This piece was created in collaboration with the Chicago Council on Global Affairs. Karen Weigert is a senior fellow on global cities at the Chicago Council. She served as the First Chief Sustainability Officer of the City of Chicago from 2011 to 2016. She is on Twitter @KarenRWeigert. All views are the author's own.
The Obama administration’s stalled effort to regulate carbon emissions from power plants, the Clean Power Plan, was back before the courts on Tuesday. Even if it survives the process, the Clean Power Plan and the United States may miss a chance to catch up with China, which is building a transformative platform set to dominate global carbon markets.
In 2014 the United States and China made a bilateral announcement on their commitments to carbon reduction, paving the way for the Paris Agreement. The Clean Power Plan anchors the U.S. commitment, with a goal to reduce carbon from the electricity sector 32 percent by 2030.
Thirty-two percent may seem daunting, but a shift from coal to natural gas and renewables has already pushed carbon emissions down 21 percent from baseline 2005 levels. PJM Interconnection, one of the nation’s largest operators of the electrical grid, analyzed the Plan and concluded it can accommodate the effort with no impact to reliability and minimal impact to price. States are obliged comply with the Clean Power Plan individually, and the majority are on track to meet the first targets in 2022.
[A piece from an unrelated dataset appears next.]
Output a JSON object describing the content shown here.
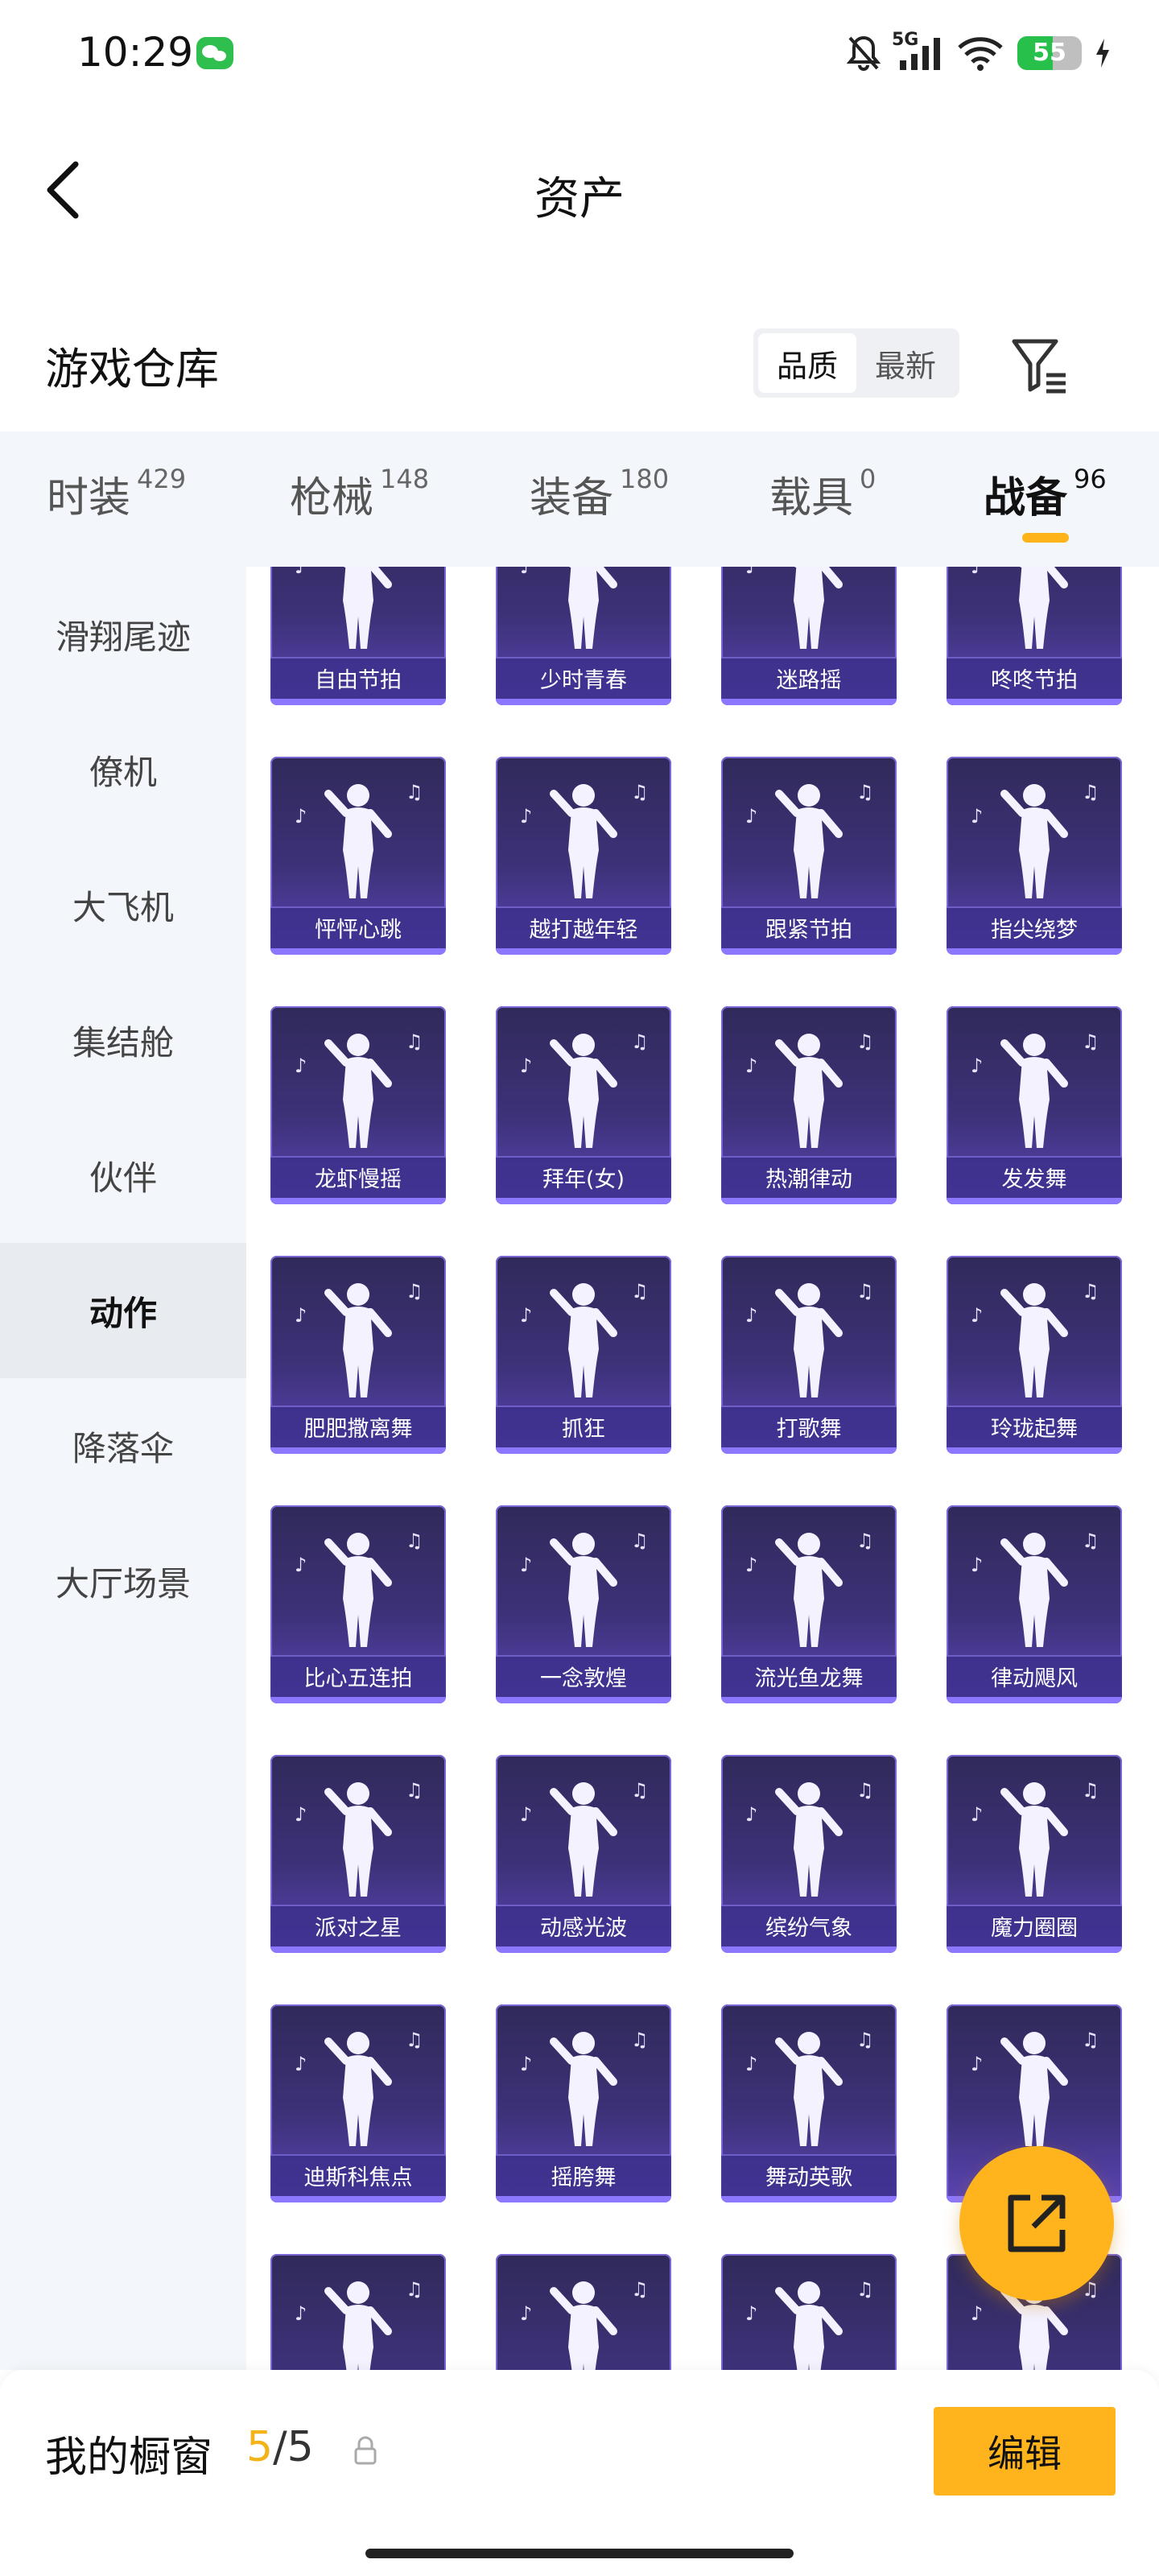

While this is good news for carbon emissions now, it raises questions for the long term. If states believe they can meet their goals independently, they may not build interstate mechanisms for trading emissions credits. Creating a national platform for emissions credit trading is what could put a national price on carbon and eventually transition the United States beyond fossil fuels.
In contrast to the Unites States, China is actively creating a national market for trading carbon emissions. After piloting carbon markets in seven different cities and regions, China is poised to launch its national cap-and-trade system in the next few months.
China’s carbon market will soon be the largest in the world, with potential for global growth. Not only will China use this market to meet its Paris Agreement pledge, it may be positioned to partner with approximately 90 other countries that included a price on carbon in their Paris commitments.
Is it too late for the United States?
The state-led Clean Power Plan does provide a way in. California, the first state to release a draft of its implementation plan, will use its existing cap-and-trade system to meet its goals. Other states, in drafting their plans, could also ensure their approaches are “trading ready.” Even stronger, they could collaborate to join existing trading systems like California’s, or that of the nine eastern states that participate in the Regional Greenhouse Gas Initiative.
Beyond the Clean Power Plan, the absence of a national platform and policy creates an ambiguous planning environment. Increasingly, companies are taking matters into their own hands. The latest data from CDP (formerly the Carbon Disclosure Project) shows over 500 companies globally had an internal price on greenhouse gas emissions in 2016, a 19 percent increase over 2015. Almost 700 more say they are planning to use one in the next two years.
The core of the Clean Power Plan is the argument that carbon is a pollutant, one that needs to be regulated and reduced. Countries and companies increasingly agree. The question is whether the United States can use tools like the Clean Power Plan to play a meaningful role in the global markets that result.